Congressional Republicans generally excel at being on the same page and sharing the same agenda. Whereas Democrats are split along all kinds of ideological and geographic lines, GOP lawmakers nearly always have one party playbook, and they stick to it with very little dissent.
With that in mind, it’s been interesting to watch the Republicans speak up this week to take issue with their party’s opposition to the payroll tax break. As of yesterday, there were 12 GOP lawmakers — seven in the House, five in the Senate — who disapprove of the House’s rejection of a pending bipartisan compromise.
It’s worth noting what nearly all of these dozen Republicans have in common.
Seven House Republicans bucked their party and voted against sending the payroll tax bill to conference Tuesday.
Reps. Charlie Bass of New Hampshire, Jaime Herrera Beutler of Washington state, Chris Gibson of New York, Tim Johnson of Illinois, Walter Jones of North Carolina, Jeff Flake of Arizona and Frank Wolf of Virginia all voted against sending the bill to conference. The measure, which passed 229-193, continues the legislative stalemate on Capitol Hill.
Some of the votes against sending the bill to conference appeared to be a tacit acknowledgement of the political risks House Republicans could face in the year end fight over extending the payroll tax holiday.
It’s more than that. Bass, Herrera Beutler, and Gibson are freshmen in competitive districts who will be targeted by Dems next year. Johnson is also at risk. Flake, meanwhile, is running for the Senate. Going into a tough cycle, none of these members wanted to get stuck with having voted against a middle-class tax cut.
In the Senate, it’s a similar picture. Five Republican senators spoke out publicly this week — Scott Brown, Susan Collins, Dean Heller, Dick Lugar, and Olympia Snowe — criticizing House Republicans for their antics. Four of these five are seeking re-election in 2012. Heller, in particular, is in a very tough race in a competitive swing state (Nevada), and has no interest in picking up the “tax raiser” label.

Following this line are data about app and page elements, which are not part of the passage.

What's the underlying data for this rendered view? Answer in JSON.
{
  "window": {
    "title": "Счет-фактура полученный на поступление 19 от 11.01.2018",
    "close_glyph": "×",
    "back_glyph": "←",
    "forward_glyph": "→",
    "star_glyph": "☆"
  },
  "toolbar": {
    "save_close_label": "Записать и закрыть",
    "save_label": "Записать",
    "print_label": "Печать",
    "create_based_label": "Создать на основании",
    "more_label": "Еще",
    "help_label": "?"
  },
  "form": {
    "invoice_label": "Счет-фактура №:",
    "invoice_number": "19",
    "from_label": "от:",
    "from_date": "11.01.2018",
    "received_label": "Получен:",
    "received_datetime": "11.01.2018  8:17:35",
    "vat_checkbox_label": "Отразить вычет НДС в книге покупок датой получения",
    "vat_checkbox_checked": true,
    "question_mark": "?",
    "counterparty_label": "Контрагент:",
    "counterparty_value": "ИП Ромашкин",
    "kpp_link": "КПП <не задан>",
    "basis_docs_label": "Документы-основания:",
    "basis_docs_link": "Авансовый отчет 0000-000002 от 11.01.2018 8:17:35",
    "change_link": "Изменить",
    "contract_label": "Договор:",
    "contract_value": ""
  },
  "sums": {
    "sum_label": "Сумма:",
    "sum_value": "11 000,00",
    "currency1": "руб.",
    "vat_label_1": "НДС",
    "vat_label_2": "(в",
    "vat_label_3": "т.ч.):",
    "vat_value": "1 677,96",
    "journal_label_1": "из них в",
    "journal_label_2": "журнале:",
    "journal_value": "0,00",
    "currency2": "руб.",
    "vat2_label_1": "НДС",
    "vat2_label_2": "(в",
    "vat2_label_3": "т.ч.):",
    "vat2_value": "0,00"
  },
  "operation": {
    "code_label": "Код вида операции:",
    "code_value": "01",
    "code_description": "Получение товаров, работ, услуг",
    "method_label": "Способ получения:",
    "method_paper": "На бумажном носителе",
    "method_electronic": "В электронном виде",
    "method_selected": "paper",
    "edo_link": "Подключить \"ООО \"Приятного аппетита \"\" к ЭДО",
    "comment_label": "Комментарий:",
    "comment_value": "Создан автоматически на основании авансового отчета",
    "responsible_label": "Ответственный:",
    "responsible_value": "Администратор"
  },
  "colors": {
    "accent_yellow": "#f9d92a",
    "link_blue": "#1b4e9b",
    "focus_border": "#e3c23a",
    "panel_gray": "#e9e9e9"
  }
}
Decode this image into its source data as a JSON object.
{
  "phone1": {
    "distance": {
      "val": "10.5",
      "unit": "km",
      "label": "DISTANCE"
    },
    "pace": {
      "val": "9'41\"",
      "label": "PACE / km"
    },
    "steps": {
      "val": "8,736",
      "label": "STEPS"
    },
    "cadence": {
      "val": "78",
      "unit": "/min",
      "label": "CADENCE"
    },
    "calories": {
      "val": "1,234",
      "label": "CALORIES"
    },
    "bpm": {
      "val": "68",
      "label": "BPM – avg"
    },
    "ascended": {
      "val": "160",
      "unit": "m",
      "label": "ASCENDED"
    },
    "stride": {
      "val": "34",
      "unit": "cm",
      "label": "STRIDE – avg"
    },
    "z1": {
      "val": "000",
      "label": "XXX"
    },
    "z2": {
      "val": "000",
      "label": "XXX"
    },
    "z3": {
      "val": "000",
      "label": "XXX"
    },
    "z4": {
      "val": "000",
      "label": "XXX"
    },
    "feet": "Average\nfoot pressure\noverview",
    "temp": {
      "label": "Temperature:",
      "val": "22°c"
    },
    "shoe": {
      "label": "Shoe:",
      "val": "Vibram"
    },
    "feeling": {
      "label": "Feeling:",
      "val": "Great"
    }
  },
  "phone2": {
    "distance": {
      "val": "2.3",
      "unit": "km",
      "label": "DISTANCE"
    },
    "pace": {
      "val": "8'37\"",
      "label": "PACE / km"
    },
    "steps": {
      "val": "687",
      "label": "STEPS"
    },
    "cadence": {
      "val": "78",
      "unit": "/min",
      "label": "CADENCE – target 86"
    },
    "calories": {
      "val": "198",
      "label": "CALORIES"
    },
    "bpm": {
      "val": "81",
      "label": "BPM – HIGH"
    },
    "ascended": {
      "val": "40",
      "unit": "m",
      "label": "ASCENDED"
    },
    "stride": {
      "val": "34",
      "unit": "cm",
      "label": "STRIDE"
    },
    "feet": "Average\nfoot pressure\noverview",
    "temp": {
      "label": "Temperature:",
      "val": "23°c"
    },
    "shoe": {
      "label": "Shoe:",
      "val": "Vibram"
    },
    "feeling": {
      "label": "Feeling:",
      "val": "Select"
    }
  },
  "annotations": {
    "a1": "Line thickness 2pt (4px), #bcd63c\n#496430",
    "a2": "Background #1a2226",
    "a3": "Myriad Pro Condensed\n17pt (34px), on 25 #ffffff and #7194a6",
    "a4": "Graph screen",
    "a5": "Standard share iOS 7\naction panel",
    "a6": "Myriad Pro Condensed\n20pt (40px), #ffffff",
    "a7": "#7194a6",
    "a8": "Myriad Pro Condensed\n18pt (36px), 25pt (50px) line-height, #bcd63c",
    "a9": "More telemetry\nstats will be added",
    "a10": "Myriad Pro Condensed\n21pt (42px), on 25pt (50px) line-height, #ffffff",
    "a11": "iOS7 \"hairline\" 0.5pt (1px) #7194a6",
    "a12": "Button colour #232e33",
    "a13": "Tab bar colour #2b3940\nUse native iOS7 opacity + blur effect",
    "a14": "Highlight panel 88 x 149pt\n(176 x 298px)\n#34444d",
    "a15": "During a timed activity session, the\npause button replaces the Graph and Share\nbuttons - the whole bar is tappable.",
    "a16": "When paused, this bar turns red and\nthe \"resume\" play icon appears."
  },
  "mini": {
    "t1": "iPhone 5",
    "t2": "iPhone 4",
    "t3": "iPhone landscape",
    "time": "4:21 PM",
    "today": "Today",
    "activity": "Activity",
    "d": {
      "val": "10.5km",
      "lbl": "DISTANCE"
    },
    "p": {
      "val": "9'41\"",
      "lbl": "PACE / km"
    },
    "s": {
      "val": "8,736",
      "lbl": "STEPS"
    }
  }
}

If the politics of this fight was working in Republicans’ favor, why are some of the most nervous GOP lawmakers siding with Democrats?